- [Prompt]: When you come to a picture, pass over it, and set down the entries below exactly.

··· Information given ···

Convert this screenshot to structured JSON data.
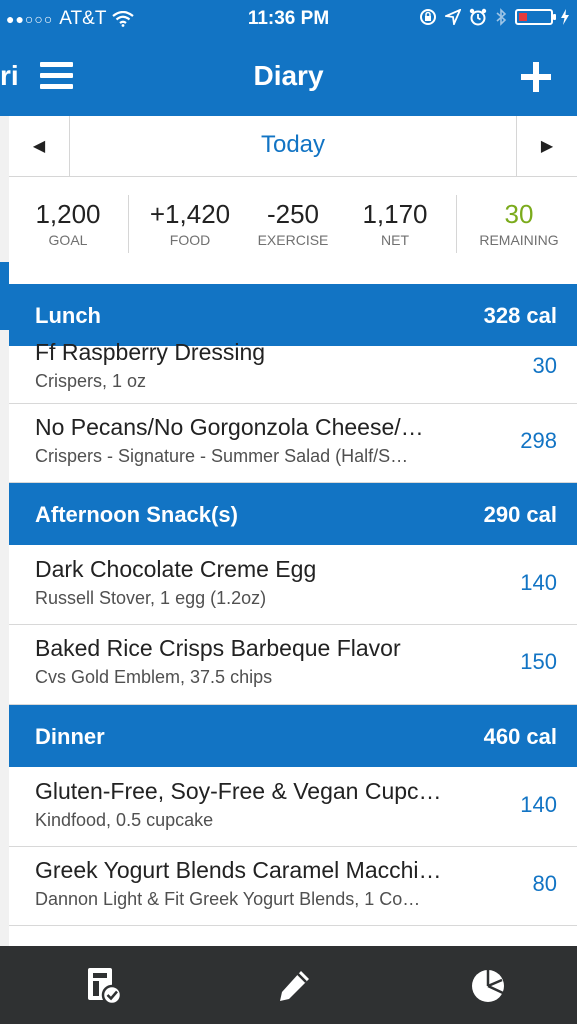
{
  "status_bar": {
    "carrier": "AT&T",
    "time": "11:36 PM",
    "battery_level": 0.25,
    "battery_color": "#e63c3c"
  },
  "nav": {
    "title": "Diary",
    "edge_text": "ri",
    "menu_icon": "hamburger-icon",
    "add_icon": "plus-icon"
  },
  "date_bar": {
    "label": "Today",
    "prev_icon": "left-triangle-icon",
    "next_icon": "right-triangle-icon"
  },
  "summary": {
    "goal": {
      "value": "1,200",
      "label": "GOAL"
    },
    "food": {
      "value": "+1,420",
      "label": "FOOD"
    },
    "exercise": {
      "value": "-250",
      "label": "EXERCISE"
    },
    "net": {
      "value": "1,170",
      "label": "NET"
    },
    "remaining": {
      "value": "30",
      "label": "REMAINING",
      "color": "#7bab1c"
    }
  },
  "sections": [
    {
      "name": "Lunch",
      "calories": "328 cal",
      "entries": [
        {
          "name": "Ff Raspberry Dressing",
          "detail": "Crispers, 1 oz",
          "calories": "30"
        },
        {
          "name": "No Pecans/No Gorgonzola Cheese/…",
          "detail": "Crispers - Signature - Summer Salad (Half/S…",
          "calories": "298"
        }
      ]
    },
    {
      "name": "Afternoon Snack(s)",
      "calories": "290 cal",
      "entries": [
        {
          "name": "Dark Chocolate Creme Egg",
          "detail": "Russell Stover, 1 egg (1.2oz)",
          "calories": "140"
        },
        {
          "name": "Baked Rice Crisps Barbeque Flavor",
          "detail": "Cvs Gold Emblem, 37.5 chips",
          "calories": "150"
        }
      ]
    },
    {
      "name": "Dinner",
      "calories": "460 cal",
      "entries": [
        {
          "name": "Gluten-Free, Soy-Free & Vegan Cupc…",
          "detail": "Kindfood, 0.5 cupcake",
          "calories": "140"
        },
        {
          "name": "Greek Yogurt Blends Caramel Macchi…",
          "detail": "Dannon Light & Fit Greek Yogurt Blends, 1 Co…",
          "calories": "80"
        }
      ]
    }
  ],
  "tab_bar": {
    "items": [
      "diary-icon",
      "edit-icon",
      "pie-chart-icon"
    ]
  },
  "colors": {
    "brand": "#1274c4",
    "remaining": "#7bab1c"
  }
}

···

- [Expected answer]:
Convert this screenshot to structured JSON data.
{
  "status_bar": {
    "carrier": "AT&T",
    "time": "11:36 PM",
    "battery_level": 0.25,
    "battery_color": "#e63c3c"
  },
  "nav": {
    "title": "Diary",
    "edge_text": "ri",
    "menu_icon": "hamburger-icon",
    "add_icon": "plus-icon"
  },
  "date_bar": {
    "label": "Today",
    "prev_icon": "left-triangle-icon",
    "next_icon": "right-triangle-icon"
  },
  "summary": {
    "goal": {
      "value": "1,200",
      "label": "GOAL"
    },
    "food": {
      "value": "+1,420",
      "label": "FOOD"
    },
    "exercise": {
      "value": "-250",
      "label": "EXERCISE"
    },
    "net": {
      "value": "1,170",
      "label": "NET"
    },
    "remaining": {
      "value": "30",
      "label": "REMAINING",
      "color": "#7bab1c"
    }
  },
  "sections": [
    {
      "name": "Lunch",
      "calories": "328 cal",
      "entries": [
        {
          "name": "Ff Raspberry Dressing",
          "detail": "Crispers, 1 oz",
          "calories": "30"
        },
        {
          "name": "No Pecans/No Gorgonzola Cheese/…",
          "detail": "Crispers - Signature - Summer Salad (Half/S…",
          "calories": "298"
        }
      ]
    },
    {
      "name": "Afternoon Snack(s)",
      "calories": "290 cal",
      "entries": [
        {
          "name": "Dark Chocolate Creme Egg",
          "detail": "Russell Stover, 1 egg (1.2oz)",
          "calories": "140"
        },
        {
          "name": "Baked Rice Crisps Barbeque Flavor",
          "detail": "Cvs Gold Emblem, 37.5 chips",
          "calories": "150"
        }
      ]
    },
    {
      "name": "Dinner",
      "calories": "460 cal",
      "entries": [
        {
          "name": "Gluten-Free, Soy-Free & Vegan Cupc…",
          "detail": "Kindfood, 0.5 cupcake",
          "calories": "140"
        },
        {
          "name": "Greek Yogurt Blends Caramel Macchi…",
          "detail": "Dannon Light & Fit Greek Yogurt Blends, 1 Co…",
          "calories": "80"
        }
      ]
    }
  ],
  "tab_bar": {
    "items": [
      "diary-icon",
      "edit-icon",
      "pie-chart-icon"
    ]
  },
  "colors": {
    "brand": "#1274c4",
    "remaining": "#7bab1c"
  }
}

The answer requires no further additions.